Skip Hammann, consultant project manager for the city of Vista, walks around Brengle Terrace Park overlooking Buena Vista Creek. It was nearly three years ago when the Buena Vista Creek Restoration Project was underway — it wrapped up in early 2016.
Hammann has a lot to be happy about. The project garnered the attention of the San Diego and Imperial Counties Chapter of the American Public Works Association. In fact, the renovation received the Public Works Project of the Year Award on May 24 during an annual conference in Mission Bay.
Hammann was on hand to receive the award for the environmental restoration award for projects under $2 million.
“Mayor Faulconer was there — it was a big deal,” said Hammann, noting that Faulconer and his city staff also won awards for different categories.
Hammann said the project concept started several years ago when the city of Vista applied for a grant with the State Water Resources Control Board. The grant was specific to creek restoration and trail restoration projects.
The city was awarded the $1 million grant on June 23, 2015, from the Urban Greening for Sustainable Communities Grant from the California Natural Resources Agency.
According to Hammann, the city received two bids — one for $2 million and the other for $3 million.
“Orion Construction had the best proposal, so the city negotiated with Orion to a $1 million budget,” he said, adding that the creek restoration was about a quarter mile stretch.
Hammann said the project entailed either restoring or replacing three bridges, enhancing the quarter-mile trails within the park with DG and bender board, and removing exotic, invasive plants within the creek and restoring the creek plantings with natives.
Some of the invasive plants consisted of palm trees and were replaced by sycamores. All vegetation was swapped with sustainable vegetation.
“We also added some riprap (rock drop structures) to help reduce the flow of the water through the creek, so it’s not erosive while the plants reestablish and grow — then the third component of it is the storm water treatment,” he said.
Hammann noted that one of the three bridges was in such poor condition that the contractor proposed a new bridge as opposed to restoring the old one.
“They instead did a new prefab bridge at basically the same cost,” he said.
Hammann believes the restoration project enhanced the area in a variety of ways. For environmental purposes, any excess storm water will now control the water going into the creek.

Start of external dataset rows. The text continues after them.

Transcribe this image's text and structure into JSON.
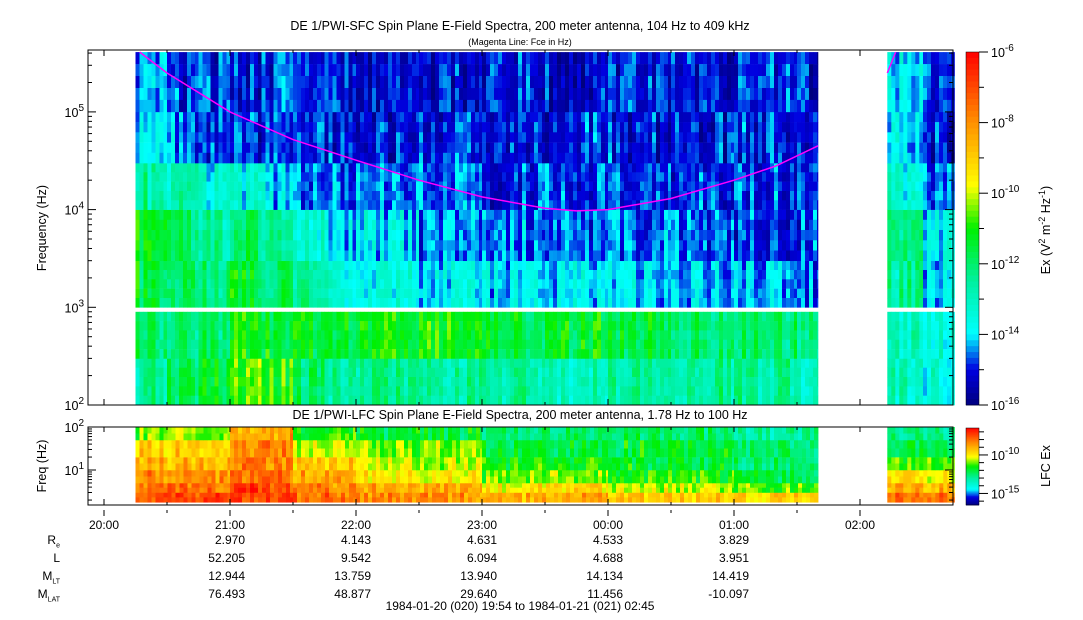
{
  "chart_data": [
    {
      "type": "heatmap",
      "title": "DE 1/PWI-SFC  Spin Plane E-Field Spectra, 200 meter antenna, 104 Hz to 409 kHz",
      "subtitle": "(Magenta Line: Fce in Hz)",
      "ylabel": "Frequency (Hz)",
      "yscale": "log",
      "ylim": [
        100,
        409000
      ],
      "yticks": [
        "10^2",
        "10^3",
        "10^4",
        "10^5"
      ],
      "colorbar": {
        "label": "Ex (V^2 m^-2 Hz^-1)",
        "range_log10": [
          -16,
          -6
        ],
        "ticks": [
          "10^-6",
          "10^-8",
          "10^-10",
          "10^-12",
          "10^-14",
          "10^-16"
        ]
      },
      "freq_bands_hz": [
        [
          100,
          300
        ],
        [
          300,
          900
        ],
        [
          1000,
          3000
        ],
        [
          3000,
          10000
        ],
        [
          10000,
          30000
        ],
        [
          30000,
          100000
        ],
        [
          100000,
          409000
        ]
      ],
      "time_bins": [
        {
          "start": "20:15",
          "end": "20:30",
          "log10_ex": [
            -12.5,
            -12,
            -11.5,
            -11.5,
            -12.5,
            -14,
            -14.5
          ]
        },
        {
          "start": "20:30",
          "end": "20:45",
          "log10_ex": [
            -12,
            -12,
            -12,
            -12,
            -13,
            -14.5,
            -15
          ]
        },
        {
          "start": "20:45",
          "end": "21:00",
          "log10_ex": [
            -11.5,
            -12,
            -12,
            -12.5,
            -13.5,
            -15,
            -15
          ]
        },
        {
          "start": "21:00",
          "end": "21:15",
          "log10_ex": [
            -10.5,
            -11,
            -11.5,
            -12,
            -13.5,
            -15,
            -15
          ]
        },
        {
          "start": "21:15",
          "end": "21:30",
          "log10_ex": [
            -11,
            -11.5,
            -12,
            -12.5,
            -14,
            -15,
            -15
          ]
        },
        {
          "start": "21:30",
          "end": "21:45",
          "log10_ex": [
            -12,
            -11.5,
            -12.5,
            -13.5,
            -14.5,
            -15,
            -15
          ]
        },
        {
          "start": "21:45",
          "end": "22:00",
          "log10_ex": [
            -12.5,
            -11.5,
            -13.5,
            -14,
            -14.5,
            -15,
            -15
          ]
        },
        {
          "start": "22:00",
          "end": "22:30",
          "log10_ex": [
            -12.5,
            -11,
            -13.5,
            -14,
            -14.5,
            -15,
            -15.2
          ]
        },
        {
          "start": "22:30",
          "end": "23:00",
          "log10_ex": [
            -12.5,
            -11,
            -14,
            -14.5,
            -14.8,
            -15,
            -15.2
          ]
        },
        {
          "start": "23:00",
          "end": "23:30",
          "log10_ex": [
            -12.5,
            -11.5,
            -14,
            -14.5,
            -14.8,
            -15,
            -15.2
          ]
        },
        {
          "start": "23:30",
          "end": "00:00",
          "log10_ex": [
            -13,
            -11.5,
            -14,
            -14.6,
            -14.8,
            -15,
            -15.2
          ]
        },
        {
          "start": "00:00",
          "end": "00:30",
          "log10_ex": [
            -12.5,
            -11.5,
            -14.2,
            -14.6,
            -14.8,
            -15,
            -15
          ]
        },
        {
          "start": "00:30",
          "end": "01:00",
          "log10_ex": [
            -12.5,
            -12,
            -14.2,
            -14.6,
            -14.8,
            -15,
            -15
          ]
        },
        {
          "start": "01:00",
          "end": "01:30",
          "log10_ex": [
            -12.5,
            -12,
            -14.2,
            -14.8,
            -14.8,
            -15,
            -15
          ]
        },
        {
          "start": "01:30",
          "end": "01:40",
          "log10_ex": [
            -13,
            -12,
            -14.5,
            -14.8,
            -15,
            -15,
            -15
          ]
        },
        {
          "start": "02:13",
          "end": "02:30",
          "log10_ex": [
            -13,
            -13,
            -12.5,
            -12.5,
            -13.5,
            -14,
            -14
          ]
        },
        {
          "start": "02:30",
          "end": "02:45",
          "log10_ex": [
            -13.5,
            -13.5,
            -14,
            -14,
            -14.5,
            -15,
            -15
          ]
        }
      ],
      "fce_line": [
        [
          "20:17",
          409000
        ],
        [
          "20:30",
          250000
        ],
        [
          "21:00",
          100000
        ],
        [
          "21:30",
          52000
        ],
        [
          "22:00",
          32000
        ],
        [
          "22:30",
          20000
        ],
        [
          "23:00",
          13500
        ],
        [
          "23:30",
          10300
        ],
        [
          "23:45",
          9700
        ],
        [
          "00:00",
          10000
        ],
        [
          "00:30",
          13000
        ],
        [
          "01:00",
          20000
        ],
        [
          "01:20",
          28000
        ],
        [
          "01:40",
          45000
        ],
        null,
        [
          "02:13",
          250000
        ],
        [
          "02:17",
          409000
        ]
      ],
      "fce_color": "#ff00ff"
    },
    {
      "type": "heatmap",
      "title": "DE 1/PWI-LFC  Spin Plane E-Field Spectra, 200 meter antenna, 1.78 Hz to 100 Hz",
      "ylabel": "Freq (Hz)",
      "yscale": "log",
      "ylim": [
        1.78,
        100
      ],
      "yticks": [
        "10^2",
        "10^1"
      ],
      "colorbar": {
        "label": "LFC Ex",
        "range_log10": [
          -16.5,
          -6.5
        ],
        "ticks": [
          "10^-10",
          "10^-15"
        ]
      },
      "freq_bands_hz": [
        [
          1.78,
          3
        ],
        [
          3,
          5
        ],
        [
          5,
          10
        ],
        [
          10,
          20
        ],
        [
          20,
          50
        ],
        [
          50,
          100
        ]
      ],
      "time_bins": [
        {
          "start": "20:15",
          "end": "21:00",
          "log10_ex": [
            -7.5,
            -8,
            -8.5,
            -9,
            -9.5,
            -11
          ]
        },
        {
          "start": "21:00",
          "end": "21:30",
          "log10_ex": [
            -7.3,
            -7.5,
            -8,
            -8.3,
            -8.5,
            -9
          ]
        },
        {
          "start": "21:30",
          "end": "22:00",
          "log10_ex": [
            -8,
            -8.5,
            -9,
            -9.5,
            -10.5,
            -11.5
          ]
        },
        {
          "start": "22:00",
          "end": "23:00",
          "log10_ex": [
            -8.5,
            -9,
            -10,
            -10.5,
            -11,
            -12
          ]
        },
        {
          "start": "23:00",
          "end": "00:00",
          "log10_ex": [
            -9,
            -10,
            -11,
            -11.5,
            -12,
            -12.5
          ]
        },
        {
          "start": "00:00",
          "end": "01:00",
          "log10_ex": [
            -9.5,
            -10.5,
            -11.5,
            -12,
            -12,
            -12.5
          ]
        },
        {
          "start": "01:00",
          "end": "01:40",
          "log10_ex": [
            -9.5,
            -11,
            -12,
            -12.5,
            -12.5,
            -13
          ]
        },
        {
          "start": "02:13",
          "end": "02:45",
          "log10_ex": [
            -8,
            -9,
            -10,
            -11,
            -12,
            -13
          ]
        }
      ]
    }
  ],
  "xaxis": {
    "ticks": [
      "20:00",
      "21:00",
      "22:00",
      "23:00",
      "00:00",
      "01:00",
      "02:00"
    ]
  },
  "ephemeris": {
    "rows": [
      {
        "label": "R",
        "sub": "e",
        "values": [
          "2.970",
          "4.143",
          "4.631",
          "4.533",
          "3.829"
        ]
      },
      {
        "label": "L",
        "sub": "",
        "values": [
          "52.205",
          "9.542",
          "6.094",
          "4.688",
          "3.951"
        ]
      },
      {
        "label": "M",
        "sub": "LT",
        "values": [
          "12.944",
          "13.759",
          "13.940",
          "14.134",
          "14.419"
        ]
      },
      {
        "label": "M",
        "sub": "LAT",
        "values": [
          "76.493",
          "48.877",
          "29.640",
          "11.456",
          "-10.097"
        ]
      }
    ],
    "time_range": "1984-01-20 (020) 19:54 to 1984-01-21 (021) 02:45"
  }
}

Also on the environmental front, it was an optimal planting project for native trees and adding drought-resistant foliage.
“Enhancing the trails was a big component for Vista residents and visitors coming to the park,” Hammann said.
The trails at Brengle Terrace Park connect across the street to the Vista Conservancy Trail, which then branches to the Wildwood Trail.
City of Vista Communications Officer Andrea McCullough said that the Buena Vista Creek Restoration Project was teamwork at its finest, which included city engineering, Hammann and Orion Construction. Together, they came up with innovative designs for the renovation project that saved the city money.
“We were able to stay within that grant funding and delivered the project on time,” McCullough said.